Book Image

How to Build Android Apps with Kotlin

By : Alex Forrester, Eran Boudjnah, Alexandru Dumbravan, Jomar Tigcal
Book Image

How to Build Android Apps with Kotlin

By: Alex Forrester, Eran Boudjnah, Alexandru Dumbravan, Jomar Tigcal

Overview of this book

Are you keen to get started building Android 11 apps, but don’t know where to start? How to Build Android Apps with Kotlin is a comprehensive guide that will help kick-start your Android development practice. This book starts with the fundamentals of app development, enabling you to utilize Android Studio and Kotlin to get started building Android projects. You'll learn how to create apps and run them on virtual devices through guided exercises. Progressing through the chapters, you'll delve into Android’s RecyclerView to make the most of lists, images, and maps, and see how to fetch data from a web service.
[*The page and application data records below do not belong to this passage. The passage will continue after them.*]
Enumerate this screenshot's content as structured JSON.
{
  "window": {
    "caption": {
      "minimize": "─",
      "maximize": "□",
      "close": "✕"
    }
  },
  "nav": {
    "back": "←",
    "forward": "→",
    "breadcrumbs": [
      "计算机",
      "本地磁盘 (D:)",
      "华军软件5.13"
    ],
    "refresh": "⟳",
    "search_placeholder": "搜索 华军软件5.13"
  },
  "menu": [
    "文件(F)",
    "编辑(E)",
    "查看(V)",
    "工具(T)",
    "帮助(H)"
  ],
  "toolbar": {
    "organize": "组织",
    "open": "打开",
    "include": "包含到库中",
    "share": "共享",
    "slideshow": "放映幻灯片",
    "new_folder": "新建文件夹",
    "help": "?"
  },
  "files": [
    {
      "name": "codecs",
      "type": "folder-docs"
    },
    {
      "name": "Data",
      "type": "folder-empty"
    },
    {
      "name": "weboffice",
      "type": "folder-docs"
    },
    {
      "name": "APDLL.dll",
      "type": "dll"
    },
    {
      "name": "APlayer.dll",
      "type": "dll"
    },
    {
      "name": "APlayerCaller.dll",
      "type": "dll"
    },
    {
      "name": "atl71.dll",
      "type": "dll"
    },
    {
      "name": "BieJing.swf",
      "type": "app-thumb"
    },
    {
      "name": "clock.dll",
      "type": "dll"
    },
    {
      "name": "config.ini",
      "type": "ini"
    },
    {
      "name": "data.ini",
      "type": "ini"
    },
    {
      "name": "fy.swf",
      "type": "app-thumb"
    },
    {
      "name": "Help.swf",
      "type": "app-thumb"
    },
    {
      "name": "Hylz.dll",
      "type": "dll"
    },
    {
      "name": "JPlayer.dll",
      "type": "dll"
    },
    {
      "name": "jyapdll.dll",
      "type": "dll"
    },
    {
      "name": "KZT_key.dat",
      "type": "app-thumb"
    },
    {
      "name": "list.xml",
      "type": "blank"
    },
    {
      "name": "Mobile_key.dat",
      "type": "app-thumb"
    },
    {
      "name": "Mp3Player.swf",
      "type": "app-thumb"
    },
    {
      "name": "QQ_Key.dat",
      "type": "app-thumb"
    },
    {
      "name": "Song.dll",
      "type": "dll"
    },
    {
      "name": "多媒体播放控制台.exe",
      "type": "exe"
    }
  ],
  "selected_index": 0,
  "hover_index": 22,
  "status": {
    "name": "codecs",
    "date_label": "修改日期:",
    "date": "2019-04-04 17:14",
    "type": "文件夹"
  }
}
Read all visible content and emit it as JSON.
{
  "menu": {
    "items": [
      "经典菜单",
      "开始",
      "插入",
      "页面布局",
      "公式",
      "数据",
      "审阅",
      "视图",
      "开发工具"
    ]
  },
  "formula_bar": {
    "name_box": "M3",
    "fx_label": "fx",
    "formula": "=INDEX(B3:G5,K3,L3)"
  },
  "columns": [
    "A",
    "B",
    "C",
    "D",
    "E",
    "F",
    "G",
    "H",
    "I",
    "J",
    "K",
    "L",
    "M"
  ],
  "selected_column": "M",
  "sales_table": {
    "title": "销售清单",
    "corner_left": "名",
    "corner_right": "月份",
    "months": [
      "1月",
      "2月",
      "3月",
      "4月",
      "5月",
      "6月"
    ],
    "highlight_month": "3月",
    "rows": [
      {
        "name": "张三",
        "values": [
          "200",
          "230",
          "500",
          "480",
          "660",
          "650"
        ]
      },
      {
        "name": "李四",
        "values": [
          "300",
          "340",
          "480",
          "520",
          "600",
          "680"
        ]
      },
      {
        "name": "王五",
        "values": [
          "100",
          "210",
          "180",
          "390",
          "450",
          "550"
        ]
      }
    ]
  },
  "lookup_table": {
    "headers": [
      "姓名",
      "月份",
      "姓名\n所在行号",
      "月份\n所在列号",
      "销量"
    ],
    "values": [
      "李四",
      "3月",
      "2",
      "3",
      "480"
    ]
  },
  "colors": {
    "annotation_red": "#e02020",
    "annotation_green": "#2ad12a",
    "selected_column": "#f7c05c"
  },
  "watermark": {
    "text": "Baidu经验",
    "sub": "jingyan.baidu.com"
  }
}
Moving ahead, you'll get to grips with testing, learn how to keep your architecture clean, understand how to persist data, and gain basic knowledge of the dependency injection pattern. Finally, you'll see how to publish your apps on the Google Play store. You'll work on realistic projects that are split up into bitesize exercises and activities, allowing you to challenge yourself in an enjoyable and attainable way. You'll build apps to create quizzes, read news articles, check weather reports, store recipes, retrieve movie information, and remind you where you parked your car. By the end of this book, you'll have the skills and confidence to build your own creative Android applications using Kotlin.
Table of Contents (17 chapters)
12. Dependency Injection with Dagger and Koin

Dynamic Fragments

So far, you've only seen fragments added in XML at compile time. Although this can satisfy many use cases, you might want to add fragments dynamically at runtime to respond to the user's actions. This can be achieved by adding a ViewGroup as a container for fragments and then adding, replacing, and removing fragments from the ViewGroup. This technique is more flexible as the fragments can be active until they are no longer needed and then removed instead of always being inflated in XML layouts as you have seen with static fragments. If 3 or 4 more fragments are required to fulfill separate user journeys in one activity, then the preferred option is to react to the user's interaction in the UI by adding/replacing fragments dynamically. Using static fragments works better when the user's interaction with the UI is fixed at compile time and you know in advance how many fragments you need. For example, this would be the case for selecting items from...